QST de W1AW
Propagation Forecast Bulletin 21 ARLP021
From Tad Cook, K7RA
Seattle, WA May 21, 2004
To all radio amateurs
SB PROP ARL ARLP021
ARLP021 Propagation de K7RA
Solar flux values and sunspot numbers were higher over the past week. Average daily sunspot numbers rose nearly 65 points to 113.6 from the week earlier. Average solar flux rose over 18 points. The sunspot number reached a peak of 148 and 147 on Sunday and Monday, May 16-17. This was due to the growth of sunspot 609, which expanded dramatically along with a host of other spots.
A medium sized sunspot group is on the sun's far side, as detected by helioseismic holography. There were some unsettled conditions last Thursday, May 13, but the rest of the week was quiet with low K and A indices.
We are currently within a weak stream of solar wind from a coronal hole, so some resulting geomagnetic activity is possible. The predicted planetary A index for May 21-24 is 15, 15, 12 and 10. Solar flux should stay around 100 over the next week.
We are moving into late spring, with the longest day of the year just one month away. As the days become longer, we'll notice worldwide openings on 15 meters are not as common as they were earlier in spring. Worldwide 40-meter openings will come later in the evening, as the hour of sunset advances.
Users of lower frequencies, which depend on darkness for long distance communication, may notice shorter duration openings through the night because there are less hours of darkness. Seasonal noise levels should begin to rise as well.

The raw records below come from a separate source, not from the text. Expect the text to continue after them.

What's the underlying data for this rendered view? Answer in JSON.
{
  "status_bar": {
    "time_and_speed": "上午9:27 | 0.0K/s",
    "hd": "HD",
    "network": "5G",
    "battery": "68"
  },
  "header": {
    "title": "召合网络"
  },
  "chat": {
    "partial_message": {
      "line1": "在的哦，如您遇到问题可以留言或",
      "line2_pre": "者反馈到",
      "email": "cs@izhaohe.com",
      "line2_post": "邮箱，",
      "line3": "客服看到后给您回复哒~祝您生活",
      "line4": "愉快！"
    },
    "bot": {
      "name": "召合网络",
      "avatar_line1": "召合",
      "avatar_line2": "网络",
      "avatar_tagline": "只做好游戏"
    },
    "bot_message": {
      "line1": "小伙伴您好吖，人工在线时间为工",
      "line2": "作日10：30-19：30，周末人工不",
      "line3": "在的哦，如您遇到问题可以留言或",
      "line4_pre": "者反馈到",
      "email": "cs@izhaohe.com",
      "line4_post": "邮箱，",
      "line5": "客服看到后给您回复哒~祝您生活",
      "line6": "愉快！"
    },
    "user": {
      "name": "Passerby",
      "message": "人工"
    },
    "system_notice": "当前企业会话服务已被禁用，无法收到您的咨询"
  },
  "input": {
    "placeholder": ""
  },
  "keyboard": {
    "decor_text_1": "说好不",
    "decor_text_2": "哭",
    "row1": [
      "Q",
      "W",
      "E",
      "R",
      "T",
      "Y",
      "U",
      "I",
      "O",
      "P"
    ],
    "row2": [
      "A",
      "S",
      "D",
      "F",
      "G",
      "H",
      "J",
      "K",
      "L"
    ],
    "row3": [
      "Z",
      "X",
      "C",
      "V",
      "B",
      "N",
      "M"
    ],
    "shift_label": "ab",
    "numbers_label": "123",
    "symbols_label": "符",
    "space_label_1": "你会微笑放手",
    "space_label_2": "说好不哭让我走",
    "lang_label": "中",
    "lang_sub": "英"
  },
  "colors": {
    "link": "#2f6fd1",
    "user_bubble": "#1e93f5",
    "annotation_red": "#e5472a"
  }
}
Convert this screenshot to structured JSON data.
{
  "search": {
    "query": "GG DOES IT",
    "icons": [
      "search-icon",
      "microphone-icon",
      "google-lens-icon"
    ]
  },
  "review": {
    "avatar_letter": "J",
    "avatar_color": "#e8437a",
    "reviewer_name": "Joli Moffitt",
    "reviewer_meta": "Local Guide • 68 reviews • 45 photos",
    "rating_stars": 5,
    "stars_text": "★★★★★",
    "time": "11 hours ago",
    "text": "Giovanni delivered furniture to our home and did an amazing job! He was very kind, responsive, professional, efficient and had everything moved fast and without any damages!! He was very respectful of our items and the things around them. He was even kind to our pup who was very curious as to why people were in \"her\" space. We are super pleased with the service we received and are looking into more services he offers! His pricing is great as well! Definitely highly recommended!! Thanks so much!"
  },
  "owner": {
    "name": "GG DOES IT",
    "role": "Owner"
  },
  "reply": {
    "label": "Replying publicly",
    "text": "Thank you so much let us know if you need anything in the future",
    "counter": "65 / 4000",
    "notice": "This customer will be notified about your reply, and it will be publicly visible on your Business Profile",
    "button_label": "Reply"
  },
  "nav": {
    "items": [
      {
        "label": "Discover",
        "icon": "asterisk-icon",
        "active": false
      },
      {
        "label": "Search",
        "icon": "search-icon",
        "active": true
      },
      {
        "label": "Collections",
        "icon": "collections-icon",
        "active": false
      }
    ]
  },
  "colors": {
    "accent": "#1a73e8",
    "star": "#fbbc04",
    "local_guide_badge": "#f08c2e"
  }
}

Solar numbers aren't holding up too badly, considering where we are in the current cycle. Note that the average sunspot number this week at 113.6 is higher than the same week a year ago, when it was only 83.6. However, two years ago it was 160.3 and a year prior to that it was 122.3. There are still good openings in store for us, but the frequencies used will be lower, and except for some sporadic-E skip, we won't see the exciting 10 meter propagation we did a few years back.
Sunspot numbers for May 13 through 19 were 107, 98, 117, 148, 147, 91 and 87 with a mean of 113.6. 10.7 cm flux was 100.8, 109.6, 115.3, 118.3, 111.1, 107.8 and 108.8, with a mean of 110.2. Estimated planetary A indices were 13, 8, 9, 4, 5, 4 and 6, with a mean of 7. Estimated mid-latitude A indices were 17, 4, 7, 4, 3, 4 and 6, with a mean of 6.4.